(About this task): Retrieve all lines below that have the string "LAMARTINE".

#### Data supplied

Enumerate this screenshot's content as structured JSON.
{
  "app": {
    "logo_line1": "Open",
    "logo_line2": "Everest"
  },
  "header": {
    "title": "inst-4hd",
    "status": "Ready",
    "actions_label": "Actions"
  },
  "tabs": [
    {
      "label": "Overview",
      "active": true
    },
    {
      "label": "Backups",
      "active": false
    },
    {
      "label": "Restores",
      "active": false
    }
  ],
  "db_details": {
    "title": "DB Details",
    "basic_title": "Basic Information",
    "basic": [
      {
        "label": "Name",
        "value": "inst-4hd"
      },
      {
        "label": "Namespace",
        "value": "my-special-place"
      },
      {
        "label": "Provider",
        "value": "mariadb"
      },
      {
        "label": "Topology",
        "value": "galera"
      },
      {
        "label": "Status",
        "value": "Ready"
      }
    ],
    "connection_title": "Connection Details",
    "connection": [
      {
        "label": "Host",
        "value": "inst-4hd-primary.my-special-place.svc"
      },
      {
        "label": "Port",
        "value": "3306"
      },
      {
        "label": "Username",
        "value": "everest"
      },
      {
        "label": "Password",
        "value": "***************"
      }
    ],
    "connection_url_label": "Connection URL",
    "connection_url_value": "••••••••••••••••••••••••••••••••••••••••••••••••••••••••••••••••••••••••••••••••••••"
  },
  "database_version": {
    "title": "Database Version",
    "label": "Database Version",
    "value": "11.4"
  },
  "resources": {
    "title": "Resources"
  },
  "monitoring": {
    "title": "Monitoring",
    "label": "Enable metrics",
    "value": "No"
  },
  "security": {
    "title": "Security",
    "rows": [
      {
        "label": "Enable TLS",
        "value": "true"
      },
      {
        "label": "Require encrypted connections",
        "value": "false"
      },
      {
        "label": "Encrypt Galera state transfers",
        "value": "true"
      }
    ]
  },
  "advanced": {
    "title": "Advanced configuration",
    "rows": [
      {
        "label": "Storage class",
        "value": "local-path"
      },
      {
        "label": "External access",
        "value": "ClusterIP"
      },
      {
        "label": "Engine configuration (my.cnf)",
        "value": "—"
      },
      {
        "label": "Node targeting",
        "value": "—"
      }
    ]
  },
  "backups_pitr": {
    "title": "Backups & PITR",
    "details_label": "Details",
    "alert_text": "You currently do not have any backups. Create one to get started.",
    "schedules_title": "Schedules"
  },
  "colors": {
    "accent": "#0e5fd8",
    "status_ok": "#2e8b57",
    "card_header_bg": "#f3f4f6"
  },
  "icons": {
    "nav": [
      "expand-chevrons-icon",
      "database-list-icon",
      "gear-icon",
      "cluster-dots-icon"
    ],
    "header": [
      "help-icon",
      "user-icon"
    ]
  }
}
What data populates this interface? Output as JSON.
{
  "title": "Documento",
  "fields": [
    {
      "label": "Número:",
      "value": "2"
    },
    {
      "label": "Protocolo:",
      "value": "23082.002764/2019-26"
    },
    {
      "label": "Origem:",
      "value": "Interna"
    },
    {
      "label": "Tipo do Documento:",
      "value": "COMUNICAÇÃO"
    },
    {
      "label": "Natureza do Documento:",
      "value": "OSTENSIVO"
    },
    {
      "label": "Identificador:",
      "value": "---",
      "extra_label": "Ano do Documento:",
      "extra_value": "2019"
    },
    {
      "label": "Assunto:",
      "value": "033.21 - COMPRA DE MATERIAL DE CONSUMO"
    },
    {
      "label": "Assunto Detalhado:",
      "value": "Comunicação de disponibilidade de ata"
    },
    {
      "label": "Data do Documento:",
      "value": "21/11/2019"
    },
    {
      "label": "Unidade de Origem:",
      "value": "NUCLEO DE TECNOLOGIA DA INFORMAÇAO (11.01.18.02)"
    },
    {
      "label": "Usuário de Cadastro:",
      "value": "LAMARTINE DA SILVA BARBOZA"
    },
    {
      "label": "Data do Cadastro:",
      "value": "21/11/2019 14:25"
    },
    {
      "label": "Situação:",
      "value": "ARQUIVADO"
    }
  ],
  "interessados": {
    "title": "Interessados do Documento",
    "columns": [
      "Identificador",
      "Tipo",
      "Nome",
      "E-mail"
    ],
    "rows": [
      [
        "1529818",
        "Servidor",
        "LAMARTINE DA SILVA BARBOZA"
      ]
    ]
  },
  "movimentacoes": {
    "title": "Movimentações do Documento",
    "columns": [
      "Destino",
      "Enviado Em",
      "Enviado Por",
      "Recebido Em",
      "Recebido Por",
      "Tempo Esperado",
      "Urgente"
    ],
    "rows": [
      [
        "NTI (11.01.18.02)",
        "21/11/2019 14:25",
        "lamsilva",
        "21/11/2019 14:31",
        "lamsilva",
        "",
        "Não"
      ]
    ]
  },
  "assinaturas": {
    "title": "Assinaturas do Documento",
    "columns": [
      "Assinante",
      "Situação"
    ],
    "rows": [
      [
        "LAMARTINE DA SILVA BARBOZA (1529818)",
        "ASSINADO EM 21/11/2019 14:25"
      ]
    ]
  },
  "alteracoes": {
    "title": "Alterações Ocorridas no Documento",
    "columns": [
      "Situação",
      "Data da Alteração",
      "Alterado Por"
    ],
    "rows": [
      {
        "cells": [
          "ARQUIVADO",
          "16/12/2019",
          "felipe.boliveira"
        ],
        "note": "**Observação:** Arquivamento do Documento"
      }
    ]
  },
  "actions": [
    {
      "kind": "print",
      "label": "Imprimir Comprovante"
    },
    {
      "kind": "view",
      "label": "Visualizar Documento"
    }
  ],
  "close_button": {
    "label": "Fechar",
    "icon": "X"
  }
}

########

(Output of the exercise):
      "value": "LAMARTINE DA SILVA BARBOZA"
        "LAMARTINE DA SILVA BARBOZA"
        "LAMARTINE DA SILVA BARBOZA (1529818)",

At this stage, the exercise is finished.